OPP urged to own up for releasing personal details in manhunt
Ontario's former privacy commissioner says provincial police need to own up after releasing detailed private information about two men during a manhunt in eastern Ontario last month, only to recall the information after arresting a third person.
On Feb. 10, Ontario Provincial Police (OPP) issued an emergency alert for Lanark County and the neighbouring Sharbot Lake area saying they were investigating two armed suspects at large.
The alert urged people to shelter in place, lock their doors and windows and call 911 if they noticed anyone suspicious.
Police also posted the names, dates of birth, photos and descriptions of two men reported to be armed with a handgun near an arena in Beckwith Township through its social media accounts, on the provincial Alert Ready website and in a news release.

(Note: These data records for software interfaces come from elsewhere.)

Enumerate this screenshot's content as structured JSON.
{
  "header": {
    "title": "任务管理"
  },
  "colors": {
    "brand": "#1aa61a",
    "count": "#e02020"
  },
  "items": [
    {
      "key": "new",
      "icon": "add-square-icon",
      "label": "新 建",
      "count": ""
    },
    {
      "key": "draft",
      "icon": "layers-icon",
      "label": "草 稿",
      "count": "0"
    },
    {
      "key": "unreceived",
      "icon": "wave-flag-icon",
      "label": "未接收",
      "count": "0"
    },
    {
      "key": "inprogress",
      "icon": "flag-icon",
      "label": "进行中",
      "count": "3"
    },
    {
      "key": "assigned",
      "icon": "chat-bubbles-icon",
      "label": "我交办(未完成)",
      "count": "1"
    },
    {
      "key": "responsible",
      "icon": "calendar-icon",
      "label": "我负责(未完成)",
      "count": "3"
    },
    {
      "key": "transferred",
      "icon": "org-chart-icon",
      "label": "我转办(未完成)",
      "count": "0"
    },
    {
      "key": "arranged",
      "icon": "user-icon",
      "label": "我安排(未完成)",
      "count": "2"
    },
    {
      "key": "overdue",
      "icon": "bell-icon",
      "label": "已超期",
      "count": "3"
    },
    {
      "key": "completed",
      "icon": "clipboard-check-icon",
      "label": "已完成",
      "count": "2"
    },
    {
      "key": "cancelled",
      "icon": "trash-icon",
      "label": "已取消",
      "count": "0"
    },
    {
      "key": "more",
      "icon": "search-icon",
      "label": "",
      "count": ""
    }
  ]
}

"All of a sudden in [the public's mind], these two individuals are guilty," said Ann Cavoukian, who served three terms as Ontario's privacy commissioner. She is currently the executive director of the Global Privacy and Security by Design Centre.
"It can be very damaging to the innocent individuals."
Hours later, information was removed with little explanation. Later that afternoon, OPP announced they had arrested a different man earlier that day on charges related to a stolen vehicle.
Four days later, police provided limited details in a news release about what led to the emergency alert and subsequent retraction.
The release stated "These men both have a history of violence and multiple criminal convictions" and suggested while the alert was no longer valid, both men still had outstanding warrants for their arrest.
"It's still a mistake to have released their names and pictures in association with the particular crime that it turns out they really weren't linked to. So at the very least, I think they should have said that," said Cavoukian.
Both men have since been taken into custody following the emergency alert, police said. CBC reached out to their lawyer for comment but did not hear back in time for publication.
Cavoukian suggested police might be trying to issue emergency alerts more quickly following the significant criticism levelled at the RCMP in Nova Scotia during the Mass Casualty Commission.
The Commission is examining the police response to a man disguised as a Mountie who killed 22 people during a 13-hour rampage in Portapique, N.S., in April 2020.
"When you point to someone as having committed a particular crime, you have to be very serious about having evidence that demonstrates they're involved in this crime, not crimes of the past that they may have perpetrated," she said.
Police also confused
Weeks later, OPP are offering a slightly clearer picture of what happened that Friday following the arrest of a man in a stolen vehicle.
Police spokesperson Bill Dickson said the arrest of the third suspect actually led to information about the two individuals who were believed to be "armed with a handgun in the Carleton Place area."
"We didn't know where they might be going, what their plans might be," said Dickson of the men who were named.
At that point, a critical incident commander — a higher-ranking officer trained to deal with armed situations — on the ground would have made the decision to issue an emergency alert in consultation with the OPP's provincial operations centre in Orillia, said Dickson.
"When you've got someone you believe to be out there and armed and potentially a public safety hazard, we need to get out as much information to the public as we can," said Dickson.
Not long after the alert was issued, Dickson said officers discovered they were given false information.
"We were confused, too. We had so many moving parts," he said.
Dickson stopped short of offering an apology to the two men.
"They were both wanted on warrants [that were] not related … [for allegedly] significant violent offences. They both had serious criminal histories and we wanted to get these people arrested," he said.
Minutes matter, says public warning specialist
Tim Trytten, former head of the Alberta Emergency Alert program and a public warning and communications specialist, said police face a challenging trade-off when deciding whether to alert the public.
Officials could wait to ensure they are absolutely certain about a suspect — and be late — or they could move quickly and be wrong. In the end every minute matters, he said.
I always find it's easier to apologize for being wrong. - Tim Trytten, Public warning specialist
"I always find it's easier to apologize for being wrong than it is to be able to say to the family, 'Well, I'm sorry we knew, but we said nothing," said Trytten, who appeared before the Mass Casualty Commission last year.
He said he doesn't believe the alert was issued recklessly, but there's always ways to improve.
"The cost of being wrong … can be potentially very high. So you always err on the side of caution," he said.
"It's inconvenient for you to receive an alert, but it's a lot worse if something bad happens."